Exact reproduction is required for all entries.

[Start of section]

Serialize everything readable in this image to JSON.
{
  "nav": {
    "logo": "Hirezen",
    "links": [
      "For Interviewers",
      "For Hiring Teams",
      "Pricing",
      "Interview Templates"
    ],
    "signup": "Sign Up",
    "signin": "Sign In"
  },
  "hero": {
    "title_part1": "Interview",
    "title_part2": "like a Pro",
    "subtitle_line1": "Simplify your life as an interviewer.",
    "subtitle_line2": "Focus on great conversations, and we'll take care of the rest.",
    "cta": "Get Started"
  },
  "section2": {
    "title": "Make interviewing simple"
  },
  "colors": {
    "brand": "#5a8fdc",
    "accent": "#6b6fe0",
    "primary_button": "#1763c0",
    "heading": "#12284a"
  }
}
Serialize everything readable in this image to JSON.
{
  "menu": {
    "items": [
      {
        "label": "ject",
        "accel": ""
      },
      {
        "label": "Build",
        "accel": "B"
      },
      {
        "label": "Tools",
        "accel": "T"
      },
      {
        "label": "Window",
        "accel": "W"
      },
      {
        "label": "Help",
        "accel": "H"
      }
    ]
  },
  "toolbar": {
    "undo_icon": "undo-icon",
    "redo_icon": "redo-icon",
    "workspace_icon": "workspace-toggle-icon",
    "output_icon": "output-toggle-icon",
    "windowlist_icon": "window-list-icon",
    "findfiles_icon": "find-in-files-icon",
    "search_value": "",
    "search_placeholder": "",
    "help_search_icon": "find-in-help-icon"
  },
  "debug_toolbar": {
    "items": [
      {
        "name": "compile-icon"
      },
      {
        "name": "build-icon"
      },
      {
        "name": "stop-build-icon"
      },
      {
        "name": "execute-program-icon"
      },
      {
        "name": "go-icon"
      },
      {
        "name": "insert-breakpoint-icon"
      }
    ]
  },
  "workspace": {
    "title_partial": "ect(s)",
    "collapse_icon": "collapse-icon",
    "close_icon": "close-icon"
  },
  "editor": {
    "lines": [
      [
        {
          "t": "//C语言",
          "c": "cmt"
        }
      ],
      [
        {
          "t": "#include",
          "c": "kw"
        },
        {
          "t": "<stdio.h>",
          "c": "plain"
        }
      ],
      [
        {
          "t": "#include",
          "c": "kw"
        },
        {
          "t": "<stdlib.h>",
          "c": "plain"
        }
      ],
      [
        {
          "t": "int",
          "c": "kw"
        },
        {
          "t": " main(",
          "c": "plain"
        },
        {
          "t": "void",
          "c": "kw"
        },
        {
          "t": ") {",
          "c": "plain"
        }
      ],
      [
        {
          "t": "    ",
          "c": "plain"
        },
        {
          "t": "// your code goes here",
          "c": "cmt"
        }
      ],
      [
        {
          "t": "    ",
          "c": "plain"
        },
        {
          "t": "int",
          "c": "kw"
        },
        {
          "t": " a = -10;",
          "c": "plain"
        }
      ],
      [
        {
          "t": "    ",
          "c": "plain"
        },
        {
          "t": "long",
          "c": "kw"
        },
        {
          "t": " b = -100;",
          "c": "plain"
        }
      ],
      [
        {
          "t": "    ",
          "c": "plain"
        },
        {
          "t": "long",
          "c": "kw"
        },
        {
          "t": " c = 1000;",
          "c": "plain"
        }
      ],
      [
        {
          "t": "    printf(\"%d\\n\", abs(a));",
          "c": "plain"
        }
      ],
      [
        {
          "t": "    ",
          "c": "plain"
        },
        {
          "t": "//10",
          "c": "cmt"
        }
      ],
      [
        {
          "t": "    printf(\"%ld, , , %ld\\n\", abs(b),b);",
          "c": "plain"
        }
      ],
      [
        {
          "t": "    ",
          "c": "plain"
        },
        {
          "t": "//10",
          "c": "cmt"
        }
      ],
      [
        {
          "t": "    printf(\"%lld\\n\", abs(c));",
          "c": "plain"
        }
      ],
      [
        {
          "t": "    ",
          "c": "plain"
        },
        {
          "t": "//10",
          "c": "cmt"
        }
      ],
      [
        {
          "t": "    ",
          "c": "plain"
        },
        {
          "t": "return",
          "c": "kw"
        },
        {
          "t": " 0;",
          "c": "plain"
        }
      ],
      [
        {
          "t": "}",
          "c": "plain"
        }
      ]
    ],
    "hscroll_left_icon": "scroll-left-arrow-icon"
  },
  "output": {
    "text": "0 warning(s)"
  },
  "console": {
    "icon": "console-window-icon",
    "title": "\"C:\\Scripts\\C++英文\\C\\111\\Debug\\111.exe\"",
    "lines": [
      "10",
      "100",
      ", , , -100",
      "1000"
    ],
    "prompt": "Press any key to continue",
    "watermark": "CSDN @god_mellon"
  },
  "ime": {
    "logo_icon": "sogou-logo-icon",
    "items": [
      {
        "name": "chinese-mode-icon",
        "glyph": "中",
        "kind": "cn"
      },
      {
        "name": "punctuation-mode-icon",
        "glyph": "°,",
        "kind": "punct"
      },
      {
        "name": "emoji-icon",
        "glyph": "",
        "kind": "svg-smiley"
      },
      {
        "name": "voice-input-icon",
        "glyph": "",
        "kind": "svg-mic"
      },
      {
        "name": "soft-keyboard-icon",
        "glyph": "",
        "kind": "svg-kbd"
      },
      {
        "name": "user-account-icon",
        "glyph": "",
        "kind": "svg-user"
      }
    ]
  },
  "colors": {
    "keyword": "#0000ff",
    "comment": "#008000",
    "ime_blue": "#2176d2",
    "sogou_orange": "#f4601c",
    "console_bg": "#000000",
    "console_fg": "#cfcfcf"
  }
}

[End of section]

**TASK RESULT:**
Serialize everything readable in this image to JSON.
{
  "nav": {
    "logo": "Hirezen",
    "links": [
      "For Interviewers",
      "For Hiring Teams",
      "Pricing",
      "Interview Templates"
    ],
    "signup": "Sign Up",
    "signin": "Sign In"
  },
  "hero": {
    "title_part1": "Interview",
    "title_part2": "like a Pro",
    "subtitle_line1": "Simplify your life as an interviewer.",
    "subtitle_line2": "Focus on great conversations, and we'll take care of the rest.",
    "cta": "Get Started"
  },
  "section2": {
    "title": "Make interviewing simple"
  },
  "colors": {
    "brand": "#5a8fdc",
    "accent": "#6b6fe0",
    "primary_button": "#1763c0",
    "heading": "#12284a"
  }
}
Serialize everything readable in this image to JSON.
{
  "menu": {
    "items": [
      {
        "label": "ject",
        "accel": ""
      },
      {
        "label": "Build",
        "accel": "B"
      },
      {
        "label": "Tools",
        "accel": "T"
      },
      {
        "label": "Window",
        "accel": "W"
      },
      {
        "label": "Help",
        "accel": "H"
      }
    ]
  },
  "toolbar": {
    "undo_icon": "undo-icon",
    "redo_icon": "redo-icon",
    "workspace_icon": "workspace-toggle-icon",
    "output_icon": "output-toggle-icon",
    "windowlist_icon": "window-list-icon",
    "findfiles_icon": "find-in-files-icon",
    "search_value": "",
    "search_placeholder": "",
    "help_search_icon": "find-in-help-icon"
  },
  "debug_toolbar": {
    "items": [
      {
        "name": "compile-icon"
      },
      {
        "name": "build-icon"
      },
      {
        "name": "stop-build-icon"
      },
      {
        "name": "execute-program-icon"
      },
      {
        "name": "go-icon"
      },
      {
        "name": "insert-breakpoint-icon"
      }
    ]
  },
  "workspace": {
    "title_partial": "ect(s)",
    "collapse_icon": "collapse-icon",
    "close_icon": "close-icon"
  },
  "editor": {
    "lines": [
      [
        {
          "t": "//C语言",
          "c": "cmt"
        }
      ],
      [
        {
          "t": "#include",
          "c": "kw"
        },
        {
          "t": "<stdio.h>",
          "c": "plain"
        }
      ],
      [
        {
          "t": "#include",
          "c": "kw"
        },
        {
          "t": "<stdlib.h>",
          "c": "plain"
        }
      ],
      [
        {
          "t": "int",
          "c": "kw"
        },
        {
          "t": " main(",
          "c": "plain"
        },
        {
          "t": "void",
          "c": "kw"
        },
        {
          "t": ") {",
          "c": "plain"
        }
      ],
      [
        {
          "t": "    ",
          "c": "plain"
        },
        {
          "t": "// your code goes here",
          "c": "cmt"
        }
      ],
      [
        {
          "t": "    ",
          "c": "plain"
        },
        {
          "t": "int",
          "c": "kw"
        },
        {
          "t": " a = -10;",
          "c": "plain"
        }
      ],
      [
        {
          "t": "    ",
          "c": "plain"
        },
        {
          "t": "long",
          "c": "kw"
        },
        {
          "t": " b = -100;",
          "c": "plain"
        }
      ],
      [
        {
          "t": "    ",
          "c": "plain"
        },
        {
          "t": "long",
          "c": "kw"
        },
        {
          "t": " c = 1000;",
          "c": "plain"
        }
      ],
      [
        {
          "t": "    printf(\"%d\\n\", abs(a));",
          "c": "plain"
        }
      ],
      [
        {
          "t": "    ",
          "c": "plain"
        },
        {
          "t": "//10",
          "c": "cmt"
        }
      ],
      [
        {
          "t": "    printf(\"%ld, , , %ld\\n\", abs(b),b);",
          "c": "plain"
        }
      ],
      [
        {
          "t": "    ",
          "c": "plain"
        },
        {
          "t": "//10",
          "c": "cmt"
        }
      ],
      [
        {
          "t": "    printf(\"%lld\\n\", abs(c));",
          "c": "plain"
        }
      ],
      [
        {
          "t": "    ",
          "c": "plain"
        },
        {
          "t": "//10",
          "c": "cmt"
        }
      ],
      [
        {
          "t": "    ",
          "c": "plain"
        },
        {
          "t": "return",
          "c": "kw"
        },
        {
          "t": " 0;",
          "c": "plain"
        }
      ],
      [
        {
          "t": "}",
          "c": "plain"
        }
      ]
    ],
    "hscroll_left_icon": "scroll-left-arrow-icon"
  },
  "output": {
    "text": "0 warning(s)"
  },
  "console": {
    "icon": "console-window-icon",
    "title": "\"C:\\Scripts\\C++英文\\C\\111\\Debug\\111.exe\"",
    "lines": [
      "10",
      "100",
      ", , , -100",
      "1000"
    ],
    "prompt": "Press any key to continue",
    "watermark": "CSDN @god_mellon"
  },
  "ime": {
    "logo_icon": "sogou-logo-icon",
    "items": [
      {
        "name": "chinese-mode-icon",
        "glyph": "中",
        "kind": "cn"
      },
      {
        "name": "punctuation-mode-icon",
        "glyph": "°,",
        "kind": "punct"
      },
      {
        "name": "emoji-icon",
        "glyph": "",
        "kind": "svg-smiley"
      },
      {
        "name": "voice-input-icon",
        "glyph": "",
        "kind": "svg-mic"
      },
      {
        "name": "soft-keyboard-icon",
        "glyph": "",
        "kind": "svg-kbd"
      },
      {
        "name": "user-account-icon",
        "glyph": "",
        "kind": "svg-user"
      }
    ]
  },
  "colors": {
    "keyword": "#0000ff",
    "comment": "#008000",
    "ime_blue": "#2176d2",
    "sogou_orange": "#f4601c",
    "console_bg": "#000000",
    "console_fg": "#cfcfcf"
  }
}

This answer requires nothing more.